At Llandeilo, under the Presilly Hills, in South Wales, is a holy well of St Teilo; and in the farmhouse hard by, Mr Melchior, the tenant, preserves the brainpan of the skull that was shown and used before the Reformation as that of the saint. He is the hereditary guardian of the relic. Unhappily for its genuineness, the open sutures prove that it must have been the head of a young person, and as Teilo died at an advanced age, it could not have belonged to him. Moreover, a part of the superciliary ridge remains, and this is of slight elevation, so that it seems almost certain to have been a portion of a young woman's head. Patients drank water till quite recently from the well out of the reputed skull, and many cures are recorded.

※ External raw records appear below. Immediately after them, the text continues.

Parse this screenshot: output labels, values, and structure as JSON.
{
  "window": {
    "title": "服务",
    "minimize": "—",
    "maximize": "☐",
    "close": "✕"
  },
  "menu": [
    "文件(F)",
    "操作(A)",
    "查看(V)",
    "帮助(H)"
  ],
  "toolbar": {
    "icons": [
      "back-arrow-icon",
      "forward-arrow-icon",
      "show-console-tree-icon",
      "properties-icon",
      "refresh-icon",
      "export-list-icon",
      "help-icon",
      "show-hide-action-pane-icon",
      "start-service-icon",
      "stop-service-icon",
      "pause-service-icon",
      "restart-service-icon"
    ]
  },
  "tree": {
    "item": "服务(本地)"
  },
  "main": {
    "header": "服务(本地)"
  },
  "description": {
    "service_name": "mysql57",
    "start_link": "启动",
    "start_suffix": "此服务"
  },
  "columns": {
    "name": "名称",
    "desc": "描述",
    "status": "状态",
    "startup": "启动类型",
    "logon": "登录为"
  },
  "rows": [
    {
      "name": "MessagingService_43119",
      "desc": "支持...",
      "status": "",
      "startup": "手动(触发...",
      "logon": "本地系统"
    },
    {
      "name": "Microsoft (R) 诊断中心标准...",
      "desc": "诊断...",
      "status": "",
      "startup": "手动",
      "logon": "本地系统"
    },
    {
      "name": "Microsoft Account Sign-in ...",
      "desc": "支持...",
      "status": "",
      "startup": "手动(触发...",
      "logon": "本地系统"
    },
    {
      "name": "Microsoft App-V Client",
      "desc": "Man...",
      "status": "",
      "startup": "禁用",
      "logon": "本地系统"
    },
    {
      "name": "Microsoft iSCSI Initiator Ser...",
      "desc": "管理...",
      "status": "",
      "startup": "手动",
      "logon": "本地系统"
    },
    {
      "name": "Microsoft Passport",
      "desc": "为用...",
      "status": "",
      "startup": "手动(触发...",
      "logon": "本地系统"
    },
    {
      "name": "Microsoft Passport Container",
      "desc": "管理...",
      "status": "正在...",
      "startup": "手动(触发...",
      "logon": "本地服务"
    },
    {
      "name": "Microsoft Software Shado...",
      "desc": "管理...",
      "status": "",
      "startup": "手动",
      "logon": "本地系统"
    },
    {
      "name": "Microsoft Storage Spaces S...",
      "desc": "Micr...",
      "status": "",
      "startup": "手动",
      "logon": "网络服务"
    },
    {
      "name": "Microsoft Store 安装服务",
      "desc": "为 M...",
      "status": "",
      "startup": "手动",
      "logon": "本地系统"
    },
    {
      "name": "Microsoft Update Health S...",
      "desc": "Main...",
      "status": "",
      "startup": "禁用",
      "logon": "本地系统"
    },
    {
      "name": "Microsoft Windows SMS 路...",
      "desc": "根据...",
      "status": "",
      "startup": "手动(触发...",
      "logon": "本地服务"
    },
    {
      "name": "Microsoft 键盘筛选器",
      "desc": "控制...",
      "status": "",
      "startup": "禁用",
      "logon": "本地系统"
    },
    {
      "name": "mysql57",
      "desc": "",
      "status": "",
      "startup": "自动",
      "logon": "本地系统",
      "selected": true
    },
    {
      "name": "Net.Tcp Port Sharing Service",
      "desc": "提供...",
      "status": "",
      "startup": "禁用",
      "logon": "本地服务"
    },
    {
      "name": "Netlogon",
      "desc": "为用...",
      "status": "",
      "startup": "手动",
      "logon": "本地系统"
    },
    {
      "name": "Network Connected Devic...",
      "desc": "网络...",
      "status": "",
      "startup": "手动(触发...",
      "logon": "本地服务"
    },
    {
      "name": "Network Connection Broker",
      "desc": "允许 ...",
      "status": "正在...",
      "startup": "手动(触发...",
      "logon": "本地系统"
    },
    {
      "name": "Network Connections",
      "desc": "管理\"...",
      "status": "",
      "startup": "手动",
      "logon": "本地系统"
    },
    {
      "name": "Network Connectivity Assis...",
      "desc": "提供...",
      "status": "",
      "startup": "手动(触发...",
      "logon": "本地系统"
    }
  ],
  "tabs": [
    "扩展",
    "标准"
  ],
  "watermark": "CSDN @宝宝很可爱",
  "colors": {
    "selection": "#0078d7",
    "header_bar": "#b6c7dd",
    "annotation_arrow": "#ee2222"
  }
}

At Skaiholt, in Iceland, was preserved and venerated the supposed skull of St Thorlac, till on examination it proved to be a cocoanut that had been washed up in one of the fjords.
But if there remains but the most meagre trace of the worship of saintly relics in England, there remain tokens of what appears to have been at a remote period a veneration for the heads of ancestors or founders of houses.